Dr Paul Darragh (Consultant in Public Health Medicine, Public Health Agency, NI), Dr Anne Nolan (Research Director, TILDA, Trinity College Dublin), Professor Bob Stout (Co-Chair CARDI, Professor Frank Kee (Director of the UKCRC Centre of Excellence for Public Health and Deputy Director of the Centre for Public Health at QUB)
Older people in Northern Ireland are more likely to suffer from coronary heart disease than those in the Republic of Ireland. They are also far more likely to have a limiting long-term illness and disability, according to a study funded by CARDI launched today (Thursday 26 March 2015) in Belfast.
The study was led by researchers from the UKCRC Centre of Excellence for Public Health at Queen’s University Belfast.
Prevalence of heart disease and rates of associated disability are higher among men and those in lower socio-economic groups in both countries.
The study, led by Professor Frank Kee, Director of the Centre of Excellence and Deputy Director of the Centre for Public Health, examined the rates and impacts of heart disease among people over 50 by analysing existing datasets in Ireland, North and South.
Differences in health behaviours
It also found significant differences in health behaviours linked with the risk of heart disease. While rates of obesity and smoking in the over 50s are higher in the Republic of Ireland, rates of physical inactivity, diabetes and severe depression are higher in Northern Ireland.
The prevalence of coronary heart disease is 12% in Northern Ireland compared to 8% in the Republic of Ireland, while prevalence of limiting long-term illness is 80% higher in Northern Ireland. The research highlighted the particular vulnerability of men over 50 and people in lower socio-economic positions.
Significant differences along socio-economic, gender and age lines
Professor Frank Kee said: “When examining datasets on health among older people in Northern Ireland and the Republic of Ireland it is apparent that rates of heart disease and associated disability are higher in Northern Ireland. Significant differences also exist along socio-economic, gender and age lines. The findings illustrate the need to tackle key risk factors, especially physical inactivity among older people in Ireland, both north and south.”
Leading cause of death and disability

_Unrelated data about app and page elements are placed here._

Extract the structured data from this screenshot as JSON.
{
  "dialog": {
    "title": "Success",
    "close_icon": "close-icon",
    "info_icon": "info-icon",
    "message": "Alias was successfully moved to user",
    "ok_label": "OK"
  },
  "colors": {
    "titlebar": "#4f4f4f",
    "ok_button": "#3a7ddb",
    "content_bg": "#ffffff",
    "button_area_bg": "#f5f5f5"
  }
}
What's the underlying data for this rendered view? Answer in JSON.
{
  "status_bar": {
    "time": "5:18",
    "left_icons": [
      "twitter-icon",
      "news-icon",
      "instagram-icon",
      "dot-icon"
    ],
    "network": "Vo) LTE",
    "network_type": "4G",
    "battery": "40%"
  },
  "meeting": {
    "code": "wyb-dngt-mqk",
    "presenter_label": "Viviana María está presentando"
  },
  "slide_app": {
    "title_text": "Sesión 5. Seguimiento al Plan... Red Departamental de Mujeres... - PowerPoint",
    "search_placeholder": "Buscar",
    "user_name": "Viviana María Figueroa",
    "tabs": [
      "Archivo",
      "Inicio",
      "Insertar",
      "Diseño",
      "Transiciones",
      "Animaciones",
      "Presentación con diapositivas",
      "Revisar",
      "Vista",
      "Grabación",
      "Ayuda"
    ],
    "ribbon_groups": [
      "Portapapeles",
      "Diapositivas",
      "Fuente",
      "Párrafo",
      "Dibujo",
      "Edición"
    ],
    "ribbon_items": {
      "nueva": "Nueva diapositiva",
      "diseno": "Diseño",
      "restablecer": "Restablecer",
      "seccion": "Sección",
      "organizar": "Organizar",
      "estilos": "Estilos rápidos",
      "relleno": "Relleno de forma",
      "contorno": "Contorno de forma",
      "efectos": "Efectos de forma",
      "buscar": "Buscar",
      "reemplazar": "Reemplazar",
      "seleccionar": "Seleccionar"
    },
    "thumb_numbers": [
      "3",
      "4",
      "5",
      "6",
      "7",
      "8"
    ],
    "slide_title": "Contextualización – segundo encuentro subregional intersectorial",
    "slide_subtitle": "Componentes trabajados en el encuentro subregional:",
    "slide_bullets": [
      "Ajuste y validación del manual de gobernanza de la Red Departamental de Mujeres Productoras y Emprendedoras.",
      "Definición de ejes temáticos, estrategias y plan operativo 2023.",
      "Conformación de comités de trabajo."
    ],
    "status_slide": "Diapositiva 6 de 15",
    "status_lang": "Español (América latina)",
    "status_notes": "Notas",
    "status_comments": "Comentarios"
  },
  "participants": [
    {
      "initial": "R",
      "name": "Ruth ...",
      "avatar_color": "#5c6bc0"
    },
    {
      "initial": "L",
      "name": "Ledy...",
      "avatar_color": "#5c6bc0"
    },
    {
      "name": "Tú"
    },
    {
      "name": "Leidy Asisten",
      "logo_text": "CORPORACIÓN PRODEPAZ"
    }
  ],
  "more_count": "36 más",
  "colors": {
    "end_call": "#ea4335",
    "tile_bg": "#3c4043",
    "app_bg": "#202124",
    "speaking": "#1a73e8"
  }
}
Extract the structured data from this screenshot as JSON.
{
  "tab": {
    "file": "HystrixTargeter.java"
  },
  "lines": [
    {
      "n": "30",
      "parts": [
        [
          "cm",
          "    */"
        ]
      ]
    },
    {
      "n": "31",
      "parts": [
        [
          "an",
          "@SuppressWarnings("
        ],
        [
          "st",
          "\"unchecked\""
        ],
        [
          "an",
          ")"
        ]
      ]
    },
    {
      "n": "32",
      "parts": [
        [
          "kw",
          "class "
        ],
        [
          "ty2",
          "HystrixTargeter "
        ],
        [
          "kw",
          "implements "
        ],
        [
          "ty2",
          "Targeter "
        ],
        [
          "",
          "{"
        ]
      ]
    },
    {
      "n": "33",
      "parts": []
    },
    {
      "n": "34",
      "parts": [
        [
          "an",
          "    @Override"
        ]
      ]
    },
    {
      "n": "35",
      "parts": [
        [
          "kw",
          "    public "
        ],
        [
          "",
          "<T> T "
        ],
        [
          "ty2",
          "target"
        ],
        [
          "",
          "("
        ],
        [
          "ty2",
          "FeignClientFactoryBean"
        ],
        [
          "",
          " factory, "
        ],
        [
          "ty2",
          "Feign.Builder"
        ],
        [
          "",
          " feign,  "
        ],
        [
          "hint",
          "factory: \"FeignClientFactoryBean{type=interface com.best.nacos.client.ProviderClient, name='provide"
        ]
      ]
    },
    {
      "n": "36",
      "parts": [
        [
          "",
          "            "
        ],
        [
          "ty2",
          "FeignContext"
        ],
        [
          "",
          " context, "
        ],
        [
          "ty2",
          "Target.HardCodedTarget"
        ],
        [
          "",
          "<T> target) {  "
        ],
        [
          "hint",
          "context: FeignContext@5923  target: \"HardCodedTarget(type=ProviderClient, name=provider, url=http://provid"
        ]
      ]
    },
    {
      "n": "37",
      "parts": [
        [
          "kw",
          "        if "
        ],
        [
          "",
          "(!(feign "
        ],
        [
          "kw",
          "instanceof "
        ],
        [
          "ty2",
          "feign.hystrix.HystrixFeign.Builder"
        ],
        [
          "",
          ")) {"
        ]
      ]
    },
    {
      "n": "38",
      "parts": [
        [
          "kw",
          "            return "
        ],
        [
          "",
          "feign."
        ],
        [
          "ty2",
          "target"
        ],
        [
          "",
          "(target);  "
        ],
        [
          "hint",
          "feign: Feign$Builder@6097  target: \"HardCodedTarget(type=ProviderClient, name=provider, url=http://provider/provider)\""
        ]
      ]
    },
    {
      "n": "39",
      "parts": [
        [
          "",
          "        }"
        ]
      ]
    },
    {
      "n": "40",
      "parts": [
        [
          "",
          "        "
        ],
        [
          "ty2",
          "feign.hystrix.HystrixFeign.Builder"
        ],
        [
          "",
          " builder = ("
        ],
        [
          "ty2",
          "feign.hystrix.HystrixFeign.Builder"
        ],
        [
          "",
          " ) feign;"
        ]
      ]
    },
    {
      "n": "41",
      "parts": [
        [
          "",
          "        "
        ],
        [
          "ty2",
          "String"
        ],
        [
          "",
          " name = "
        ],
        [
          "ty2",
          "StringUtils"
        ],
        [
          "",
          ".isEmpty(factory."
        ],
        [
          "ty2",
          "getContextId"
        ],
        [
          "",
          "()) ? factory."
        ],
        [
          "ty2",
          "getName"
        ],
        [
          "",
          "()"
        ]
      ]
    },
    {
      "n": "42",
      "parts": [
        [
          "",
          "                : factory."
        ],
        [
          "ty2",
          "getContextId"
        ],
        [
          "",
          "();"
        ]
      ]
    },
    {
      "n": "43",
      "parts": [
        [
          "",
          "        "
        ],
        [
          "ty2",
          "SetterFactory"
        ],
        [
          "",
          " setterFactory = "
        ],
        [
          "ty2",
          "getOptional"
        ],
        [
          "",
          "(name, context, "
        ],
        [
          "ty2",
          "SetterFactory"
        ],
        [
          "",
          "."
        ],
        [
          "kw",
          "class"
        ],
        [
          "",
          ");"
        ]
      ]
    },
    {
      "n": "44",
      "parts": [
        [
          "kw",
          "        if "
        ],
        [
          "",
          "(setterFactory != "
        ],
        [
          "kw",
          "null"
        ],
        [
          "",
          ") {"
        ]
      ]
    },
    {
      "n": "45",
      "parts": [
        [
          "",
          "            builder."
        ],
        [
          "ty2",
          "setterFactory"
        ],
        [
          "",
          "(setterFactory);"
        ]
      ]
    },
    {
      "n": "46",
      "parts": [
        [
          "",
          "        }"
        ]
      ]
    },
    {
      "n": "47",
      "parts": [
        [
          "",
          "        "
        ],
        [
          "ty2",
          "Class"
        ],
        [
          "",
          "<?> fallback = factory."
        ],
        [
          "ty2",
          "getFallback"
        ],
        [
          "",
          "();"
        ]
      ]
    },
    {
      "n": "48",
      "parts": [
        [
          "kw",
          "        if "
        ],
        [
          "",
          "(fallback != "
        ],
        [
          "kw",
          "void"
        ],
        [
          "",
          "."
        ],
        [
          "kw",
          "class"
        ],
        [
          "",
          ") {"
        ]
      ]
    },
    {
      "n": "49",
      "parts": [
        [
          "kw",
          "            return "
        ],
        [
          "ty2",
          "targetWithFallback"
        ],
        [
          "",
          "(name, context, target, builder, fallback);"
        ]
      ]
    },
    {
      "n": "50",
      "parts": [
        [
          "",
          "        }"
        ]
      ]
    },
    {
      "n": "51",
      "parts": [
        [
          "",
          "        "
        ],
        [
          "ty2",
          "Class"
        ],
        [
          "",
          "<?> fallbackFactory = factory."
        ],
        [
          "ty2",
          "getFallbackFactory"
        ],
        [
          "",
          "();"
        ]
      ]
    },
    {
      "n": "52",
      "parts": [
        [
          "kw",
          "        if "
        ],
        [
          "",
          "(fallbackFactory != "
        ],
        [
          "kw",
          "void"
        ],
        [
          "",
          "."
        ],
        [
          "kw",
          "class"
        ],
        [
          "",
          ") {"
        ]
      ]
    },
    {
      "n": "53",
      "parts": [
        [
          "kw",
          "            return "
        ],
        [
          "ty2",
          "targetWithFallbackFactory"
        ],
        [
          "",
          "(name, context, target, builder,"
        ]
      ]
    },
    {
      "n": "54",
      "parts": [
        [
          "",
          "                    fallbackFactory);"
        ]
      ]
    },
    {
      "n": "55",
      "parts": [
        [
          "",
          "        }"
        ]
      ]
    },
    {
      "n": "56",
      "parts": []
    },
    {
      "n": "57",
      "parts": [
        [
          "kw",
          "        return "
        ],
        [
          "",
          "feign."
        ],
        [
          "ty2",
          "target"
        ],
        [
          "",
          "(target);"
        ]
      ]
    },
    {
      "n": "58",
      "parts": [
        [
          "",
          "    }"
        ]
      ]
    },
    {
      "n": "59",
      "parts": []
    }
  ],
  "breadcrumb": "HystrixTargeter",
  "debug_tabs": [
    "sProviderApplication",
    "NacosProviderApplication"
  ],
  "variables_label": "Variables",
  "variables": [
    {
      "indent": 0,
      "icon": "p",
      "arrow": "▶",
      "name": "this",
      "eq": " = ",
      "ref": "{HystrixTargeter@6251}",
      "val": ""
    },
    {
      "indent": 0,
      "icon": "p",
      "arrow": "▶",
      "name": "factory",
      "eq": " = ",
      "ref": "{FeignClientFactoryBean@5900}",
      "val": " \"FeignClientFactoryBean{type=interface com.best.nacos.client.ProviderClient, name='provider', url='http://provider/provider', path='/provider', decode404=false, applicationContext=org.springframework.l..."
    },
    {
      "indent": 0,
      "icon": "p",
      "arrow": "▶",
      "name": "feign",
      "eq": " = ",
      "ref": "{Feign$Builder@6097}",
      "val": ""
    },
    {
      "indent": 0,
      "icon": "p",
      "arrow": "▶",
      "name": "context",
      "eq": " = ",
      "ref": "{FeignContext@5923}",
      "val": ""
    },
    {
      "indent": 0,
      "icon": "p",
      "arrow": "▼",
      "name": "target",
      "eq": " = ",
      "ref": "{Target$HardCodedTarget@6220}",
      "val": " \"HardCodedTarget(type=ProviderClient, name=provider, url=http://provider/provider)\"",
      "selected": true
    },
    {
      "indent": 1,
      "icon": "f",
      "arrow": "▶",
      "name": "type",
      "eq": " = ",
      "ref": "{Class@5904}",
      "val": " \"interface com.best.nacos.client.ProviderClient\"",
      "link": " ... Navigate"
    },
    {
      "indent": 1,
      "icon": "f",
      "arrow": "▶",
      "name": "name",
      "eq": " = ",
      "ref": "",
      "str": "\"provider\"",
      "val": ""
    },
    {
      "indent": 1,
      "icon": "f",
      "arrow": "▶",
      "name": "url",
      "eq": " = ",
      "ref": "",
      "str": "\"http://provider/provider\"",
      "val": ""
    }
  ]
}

Dr Roger O’Sullivan, Director of CARDI, welcomed the findings: “Heart disease remains a leading cause of death and disability in both parts of Ireland and high by European standards. The number of adults who will have heart disease in their lifetime is projected to rise rapidly as our population ages. These new findings emphasise the need to bring forward initiatives to reduce the risks of heart disease.
The full report is entitled ‘Understanding disability in older heart disease patients in Ireland’. The research was CARDI under its 2013 data-mining funding programme. CARDI has prepared a research brief ‘Disability in older heart disease patients’ which summarises the main report and spells out some of the implications for policy and practice.
Dr Ruth Hunter, Project Manager for the MRC PARC Study, has been appointed to the CoENI Lectureship in Physical Activity and Public Health, based at the Centre for Public Health, QUB. This follows Ruth’s recent success of being awarded a prestigious NIHR Career Development Fellowship to undertake appropriate development work prior to large scale trials (£420K). This Fellowship aims to undertake pilot testing necessary to adequately design and evaluate novel social network enabled interventions, including: reviewing previous research; analysing social networks for workplace physical activity; simulation of network parameters to design an optimal intervention; and pilot testing the intervention. This Fellowship will address important knowledge gaps and build skills, capacity and evidence for social network enabled interventions for physical activity behaviour, which has significant potential for improved public health.
Dr Mark Tully has been appointed new Director of NIPHRN. Mark, a Lecturer in Physical Activity at the Centre for Public Health at Queen's is thrilled to the taking on the new role. Professor Frank Kee, Director of the UKCRC Centre of Excellence for Public Health Northern Ireland will now concentrate on his new role as Chair of the NIHR Public Health Research Programme.
Irish Ambassador to Sierra Leone and Liberia, Dr Sinead Walsh, was presented with the prestigious Fiona Bradley Medal at a ceremony at Queen’s University on Saturday, 7 March, for her work to combat the Ebola virus in Africa.
The distinguished medal, which celebrates the contribution of the late Dr Fiona Bradley to promoting better medical practice, especially in the more disadvantaged areas of society, is awarded annually. Fiona was a lecturer in Trinity College, Dublin and family doctor in Ballymun until her untimely death aged 41.
The medal, awarded by the Fiona Bradley Foundation, is given to an individual or group who have made a sustained difference in healthcare in Ireland or internationally. This year the award recognised the “exceptional and dedicated work of Sinead Walsh in leading the Irish effort against the Ebola virus in Sierra Leone and Liberia.”
The award was presented during the Annual Scientific Meeting of the Association of University Departments of General Practice in Ireland (AUDGPI), which was held in Riddel Hall at Queen’s. The meeting was co-hosted by the UKCRC Centre for Excellence for Public Health Research (NI).